Currently the Old Trouts are creating a new opera in partnership with the Calgary Opera called “Ghost Opera”
2. WHAT IS YOUR CONNECTION TO DJD?
I have known Kim ever since I played in a band with her brother Brent called the Will…(There were actually three dots after the Will…)
I actually didn’t know her then, but she used to spy on us playing in the basement. She always came to Old Trout shows and we would talk there. I used to take tap classes at DJD back in the day and even had one of the dancers, Shannon Pennington, choreograph a dance in my solo show Dziddleyboom Kim also did some choreography on a puppet show that I built with the Old Trouts called Trunk Puppet
3. WHY ARE YOU INTERESTED IN DANCE?
I have always been drawn to the physical aspects of performance. In my training, I was voracious in the connection of the body and its ability to convey emotional thought without words; to push the bounds of body language as it were. I also trained to be a dancer in the show Stomp, which I got into after a rigorous audition process. However, at the same time we moved to create The Old Trout Puppet Workshop, so I opted to build something with my best friends instead.
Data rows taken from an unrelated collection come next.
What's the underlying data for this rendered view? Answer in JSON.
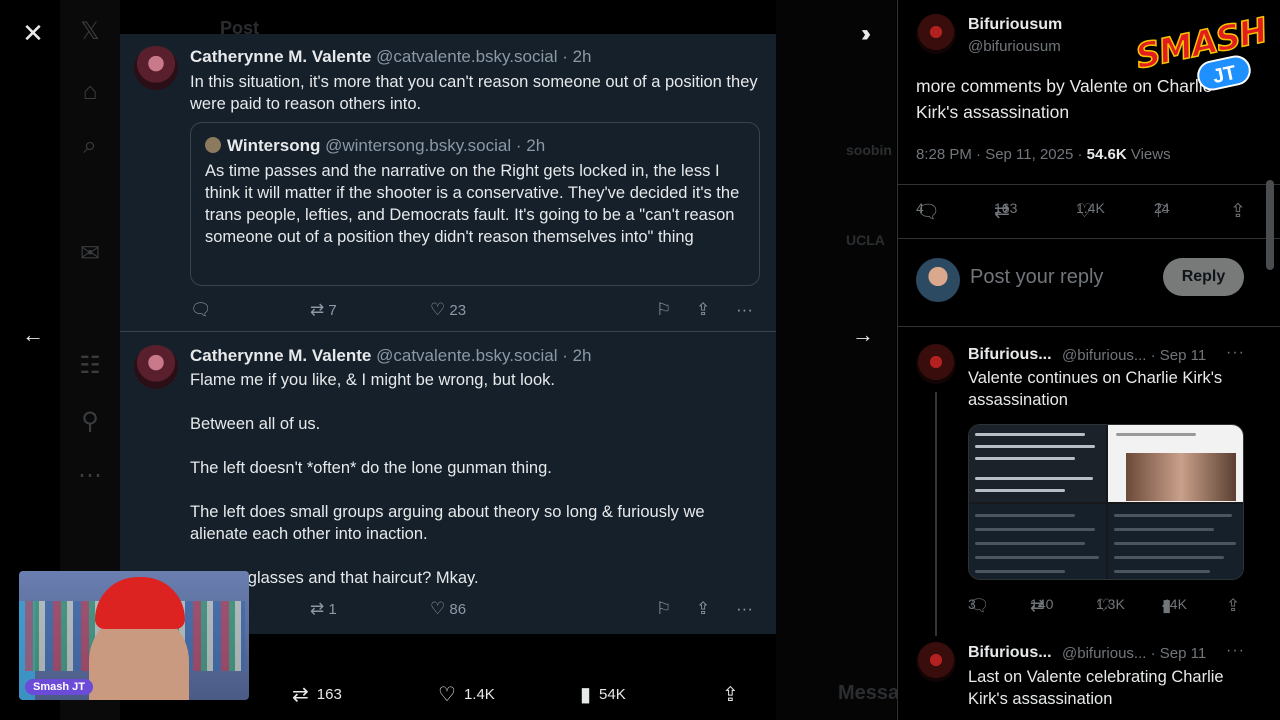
{
  "viewer": {
    "close_icon": "close-icon",
    "prev_icon": "arrow-left-icon",
    "next_icon": "arrow-right-icon",
    "collapse_icon": "double-chevron-right-icon"
  },
  "background": {
    "header_title": "Post",
    "right_ghost": [
      "soobin",
      "UCLA",
      "Messa"
    ]
  },
  "posts": [
    {
      "author": "Catherynne M. Valente",
      "meta": "@catvalente.bsky.social · 2h",
      "text": "In this situation, it's more that you can't reason someone out of a position they were paid to reason others into.",
      "quote": {
        "author": "Wintersong",
        "meta": "@wintersong.bsky.social · 2h",
        "text": "As time passes and the narrative on the Right gets locked in, the less I think it will matter if the shooter is a conservative. They've decided it's the trans people, lefties, and Democrats fault. It's going to be a \"can't reason someone out of a position they didn't reason themselves into\" thing"
      },
      "reposts": "7",
      "likes": "23"
    },
    {
      "author": "Catherynne M. Valente",
      "meta": "@catvalente.bsky.social · 2h",
      "paragraphs": [
        "Flame me if you like, & I might be wrong, but look.",
        "Between all of us.",
        "The left doesn't *often* do the lone gunman thing.",
        "The left does small groups arguing about theory so long & furiously we alienate each other into inaction.",
        "ose sunglasses and that haircut? Mkay."
      ],
      "reposts": "1",
      "likes": "86"
    }
  ],
  "bottom_bar": {
    "reposts": "163",
    "likes": "1.4K",
    "views": "54K"
  },
  "webcam": {
    "tag": "Smash JT"
  },
  "logo": {
    "smash": "SMASH",
    "jt": "JT"
  },
  "right_panel": {
    "main": {
      "name": "Bifuriousum",
      "handle": "@bifuriousum",
      "text": "more comments by Valente on Charlie Kirk's assassination",
      "time": "8:28 PM · Sep 11, 2025 · ",
      "views_count": "54.6K",
      "views_label": " Views",
      "replies": "4",
      "reposts": "163",
      "likes": "1.4K",
      "bookmarks": "24"
    },
    "reply_box": {
      "placeholder": "Post your reply",
      "button": "Reply"
    },
    "thread": [
      {
        "name": "Bifurious...",
        "meta": "@bifurious... · Sep 11",
        "text": "Valente continues on Charlie Kirk's assassination",
        "replies": "3",
        "reposts": "140",
        "likes": "1.3K",
        "views": "44K"
      },
      {
        "name": "Bifurious...",
        "meta": "@bifurious... · Sep 11",
        "text": "Last on Valente celebrating Charlie Kirk's assassination"
      }
    ]
  }
}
4. WHY DID YOU CHOOSE PUPPETRY INSTEAD OF ANOTHER FORM OF THEATRE?
Oddly enough I trained mostly to be an actor. When we started our company, everyone wanted to do puppets. I had had a puppet when I was quite young and in some manner, had an innate ability to work with and make puppets live. I think that puppets call those who can animate to the task in a strange metaphysical way so I think I was doomed on that front.
But puppets embody a physical form of performance so in many ways it made sense to my obsession of this way of reaching an audience.
5. HAS THIS EXPERIENCE CHANGED HOW YOU WILL WORK IN THE FUTURE?
This project has immensely changed the way I will work. I have learnt a ton in working with meter and choreography which I think there is much that actors can harness from this way of working. I am also no longer afraid to suggest certain ways of moving to a body of performers.
6. WHAT ELSE DO YOU WANT TO TELL US ABOUT?
I am quite excited about the accessibility of dance to the general public. This is something I am learning. It seems that more people dance more than anything else. It is an innate form of expression in all of us and I think this insight will carry a way to address how we approach acting and how we can reach more people with this kind of pursuit.